Changes to the number of organisms with an ecosystem
Task – Use the diagram to answer the questions
1 If a nearby farmer adds fertiliser to his field and the run off leads to nitrogen being added to the pond what will be the consequences?
2. What will an increase in algae blooms mean in term of the number of decomposers in the pond?
3. Explain what other human activities may lead to a change in the ecosystem of the pond
Within a ecosystem a food web will exist. Each of these organisms within the food web is interdependent, (they rely on another living thing for nutrients) they will not be able to survive without their nutrient source. If there are changes (up or down) to the number of the organisms that they rely on or are eaten by this will have an impact on them. The image below gives an example.
If there are significant changes to the number of organisms with an ecosystems these can have wider impacts on the ecosystem. Watch the youtube clip below to see how wolves can change rivers…..
In the early 1900s, wolves largely vanished from Yellowstone. In their absence, elk — which were no longer hunted by wolves — ate more willows by streams. Without enough food or material to build their dams, beavers also declined. That made the willows’ situation even worse, because willows depend on beaver dams to raise water tables to grow successfully. Adding wolves back into Yellowstone National Park changed this…..
1) List how many ways wolves changed the ecosystem within Yellow Stone National Park
2) Write a paragraph explaining how wolves led to rivers changing
Another example of how ecosystems can change is from sea otters. Watch between 11-20 minutes to find out more. Feel free to watch the whole episode if you would like to.
Blue Planet – Green Seas
Make notes, as you watch – how do sea otters improve the ecosystem? Click the arrow to compare your notes afterwards.
They eat sea urchins and other invertebrates that graze on giant kelp. Without sea otters, these grazing animals can destroy kelp forests and consequently the wide diversity of animals that depend upon kelp habitat for survival. Additionally, kelp forests protect coastlines from storm surge and absorb vast amounts of harmful carbon dioxide from the atmosphere.
Apply your knowledge – Exam Question
Attempt the following exam question “Using a named example, explain how change can have short-term and long-term effects on an ecosystem” (6 marks) You may need to submit this question to your class teacher.

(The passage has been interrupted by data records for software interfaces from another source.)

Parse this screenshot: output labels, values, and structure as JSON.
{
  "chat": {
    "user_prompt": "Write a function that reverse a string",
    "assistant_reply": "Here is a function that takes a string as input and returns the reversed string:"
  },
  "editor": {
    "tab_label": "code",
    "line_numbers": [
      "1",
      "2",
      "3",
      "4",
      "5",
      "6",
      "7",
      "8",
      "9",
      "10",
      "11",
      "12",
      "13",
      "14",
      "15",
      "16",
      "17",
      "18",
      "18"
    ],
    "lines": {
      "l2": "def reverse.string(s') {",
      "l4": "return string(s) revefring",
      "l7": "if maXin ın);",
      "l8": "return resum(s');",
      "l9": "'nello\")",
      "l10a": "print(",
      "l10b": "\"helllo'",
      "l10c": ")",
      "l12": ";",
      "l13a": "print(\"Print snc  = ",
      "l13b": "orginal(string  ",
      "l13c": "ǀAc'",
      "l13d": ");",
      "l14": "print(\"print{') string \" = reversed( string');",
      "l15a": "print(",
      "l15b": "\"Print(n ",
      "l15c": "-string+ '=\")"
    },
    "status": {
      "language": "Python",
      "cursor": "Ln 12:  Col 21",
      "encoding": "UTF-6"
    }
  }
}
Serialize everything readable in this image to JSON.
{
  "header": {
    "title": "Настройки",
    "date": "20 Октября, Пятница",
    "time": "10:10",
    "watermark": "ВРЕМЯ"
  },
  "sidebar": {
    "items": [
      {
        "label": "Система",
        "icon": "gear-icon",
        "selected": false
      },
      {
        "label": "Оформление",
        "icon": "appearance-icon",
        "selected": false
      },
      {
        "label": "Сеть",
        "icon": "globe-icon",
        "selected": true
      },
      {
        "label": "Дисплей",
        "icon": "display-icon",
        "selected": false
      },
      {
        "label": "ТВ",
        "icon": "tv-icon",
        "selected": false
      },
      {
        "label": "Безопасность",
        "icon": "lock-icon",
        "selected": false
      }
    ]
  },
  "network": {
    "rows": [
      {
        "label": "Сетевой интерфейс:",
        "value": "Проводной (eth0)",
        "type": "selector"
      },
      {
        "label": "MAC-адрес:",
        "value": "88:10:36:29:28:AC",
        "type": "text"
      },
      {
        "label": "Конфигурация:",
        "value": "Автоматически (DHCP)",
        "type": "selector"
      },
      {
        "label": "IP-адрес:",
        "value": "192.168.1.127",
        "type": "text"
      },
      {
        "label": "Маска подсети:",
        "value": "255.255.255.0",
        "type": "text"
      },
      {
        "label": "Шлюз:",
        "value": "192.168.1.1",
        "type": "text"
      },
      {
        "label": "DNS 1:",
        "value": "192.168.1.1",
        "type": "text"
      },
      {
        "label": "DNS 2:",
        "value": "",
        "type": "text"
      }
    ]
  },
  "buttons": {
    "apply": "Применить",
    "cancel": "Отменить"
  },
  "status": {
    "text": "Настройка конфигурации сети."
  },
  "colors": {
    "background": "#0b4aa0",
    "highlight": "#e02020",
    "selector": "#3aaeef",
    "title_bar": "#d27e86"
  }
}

The images below may help you structure your answer. HINT – Make sure you plan your answer before you start writing.
Some activities and images used have been resourced from GCSE Geography AQA -Simon Ross, Nicholas Rowles, David Holmes, Bob Digby. Published by Oxford.